The Prime Minister has met US President Joe Biden for the first time, sitting down for a discussion on the sidelines of the ongoing G7 meeting in the UK. UK Prime Minister Boris Johnson also made a surprise appearance at the meeting, held behind closed doors at the seaside resort town of Carbis Bay, near Cornwall.
“It has been a very, I think, important day for Australia to have the opportunity as we have throughout today to be sitting down with the leaders of the largest advanced economies and liberal democracies around the world,” Mr. Morrison told reporters after the 40-minute chat.
Though reporters were not present at the meeting and the details of the discussions were unclear, the three leaders released a joint statement afterward that hinted that China would have been one of the topics of conversation.
“They discussed several issues of mutual concern, including the Indo-Pacific region,” the statement said.
“They agreed that the strategic context in the Indo-Pacific was changing and that there was a strong rationale for deepening co-operation between the three governments.

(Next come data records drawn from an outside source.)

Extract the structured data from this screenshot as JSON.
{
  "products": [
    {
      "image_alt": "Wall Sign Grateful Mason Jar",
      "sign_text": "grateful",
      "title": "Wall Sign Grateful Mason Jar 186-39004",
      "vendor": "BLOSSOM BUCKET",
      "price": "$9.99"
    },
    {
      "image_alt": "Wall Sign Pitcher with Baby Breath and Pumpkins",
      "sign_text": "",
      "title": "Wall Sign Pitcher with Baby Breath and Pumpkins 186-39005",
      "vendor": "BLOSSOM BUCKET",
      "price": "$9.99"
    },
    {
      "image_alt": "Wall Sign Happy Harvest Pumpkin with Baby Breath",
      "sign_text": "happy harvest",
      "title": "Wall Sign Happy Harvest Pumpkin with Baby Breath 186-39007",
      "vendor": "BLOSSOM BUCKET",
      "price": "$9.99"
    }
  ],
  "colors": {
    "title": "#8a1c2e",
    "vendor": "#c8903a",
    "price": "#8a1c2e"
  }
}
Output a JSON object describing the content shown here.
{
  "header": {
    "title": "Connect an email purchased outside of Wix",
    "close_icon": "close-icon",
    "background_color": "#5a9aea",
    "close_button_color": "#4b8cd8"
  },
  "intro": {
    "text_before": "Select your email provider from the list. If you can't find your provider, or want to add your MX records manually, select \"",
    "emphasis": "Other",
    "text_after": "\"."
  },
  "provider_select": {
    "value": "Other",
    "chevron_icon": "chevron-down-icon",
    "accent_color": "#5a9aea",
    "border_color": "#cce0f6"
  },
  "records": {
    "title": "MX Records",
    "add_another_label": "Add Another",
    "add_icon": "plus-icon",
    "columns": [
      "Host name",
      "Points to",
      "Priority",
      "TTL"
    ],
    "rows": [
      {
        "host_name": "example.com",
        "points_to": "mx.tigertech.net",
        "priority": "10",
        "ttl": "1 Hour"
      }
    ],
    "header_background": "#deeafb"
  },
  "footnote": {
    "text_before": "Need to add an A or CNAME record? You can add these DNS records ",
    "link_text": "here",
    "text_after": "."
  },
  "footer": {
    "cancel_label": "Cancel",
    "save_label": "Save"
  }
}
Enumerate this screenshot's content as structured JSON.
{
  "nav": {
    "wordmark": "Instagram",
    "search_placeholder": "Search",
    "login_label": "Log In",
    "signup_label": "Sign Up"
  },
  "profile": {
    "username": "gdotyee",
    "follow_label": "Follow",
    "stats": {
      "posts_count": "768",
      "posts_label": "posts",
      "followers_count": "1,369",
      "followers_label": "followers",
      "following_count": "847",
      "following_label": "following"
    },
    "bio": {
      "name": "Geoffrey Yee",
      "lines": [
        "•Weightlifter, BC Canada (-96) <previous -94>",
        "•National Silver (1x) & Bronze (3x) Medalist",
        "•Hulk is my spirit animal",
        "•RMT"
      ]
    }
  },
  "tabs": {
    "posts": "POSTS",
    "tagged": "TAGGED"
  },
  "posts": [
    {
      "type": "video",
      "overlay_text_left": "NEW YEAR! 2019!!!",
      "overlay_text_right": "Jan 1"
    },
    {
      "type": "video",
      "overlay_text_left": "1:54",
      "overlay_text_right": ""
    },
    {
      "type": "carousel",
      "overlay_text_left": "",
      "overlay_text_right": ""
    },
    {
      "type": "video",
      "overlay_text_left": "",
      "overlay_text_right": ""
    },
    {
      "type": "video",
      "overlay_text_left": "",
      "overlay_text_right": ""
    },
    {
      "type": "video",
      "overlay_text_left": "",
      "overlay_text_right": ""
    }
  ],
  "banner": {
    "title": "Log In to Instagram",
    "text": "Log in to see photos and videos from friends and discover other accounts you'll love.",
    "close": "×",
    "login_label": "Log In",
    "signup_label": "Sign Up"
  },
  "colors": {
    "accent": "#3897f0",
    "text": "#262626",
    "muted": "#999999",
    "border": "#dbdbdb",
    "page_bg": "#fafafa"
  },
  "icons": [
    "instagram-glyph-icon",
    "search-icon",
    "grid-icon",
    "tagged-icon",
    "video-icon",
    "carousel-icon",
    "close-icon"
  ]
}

“They welcomed the forthcoming visits and exercises in the Indo-Pacific by the Carrier Strike Group, led by HMS Queen Elizabeth.”
Australia is not one of the Group of Seven, or G7, a political forum consisting of the UK, US, Canada, France, Germany, Italy, and Japan.
But Mr. Morrison was one of several non-G7 leaders invited to the summit as a guest.
“Together, we have been forging the liberal world order that has been so important for peace and prosperity all around the world … the supply chains, ensuring that we maintain the pace on technological advancement, the role that things like critical minerals and rare earth are playing in supporting what a new energy economy is.
“The economic discussion that we have reinforces our defense and security discussion.”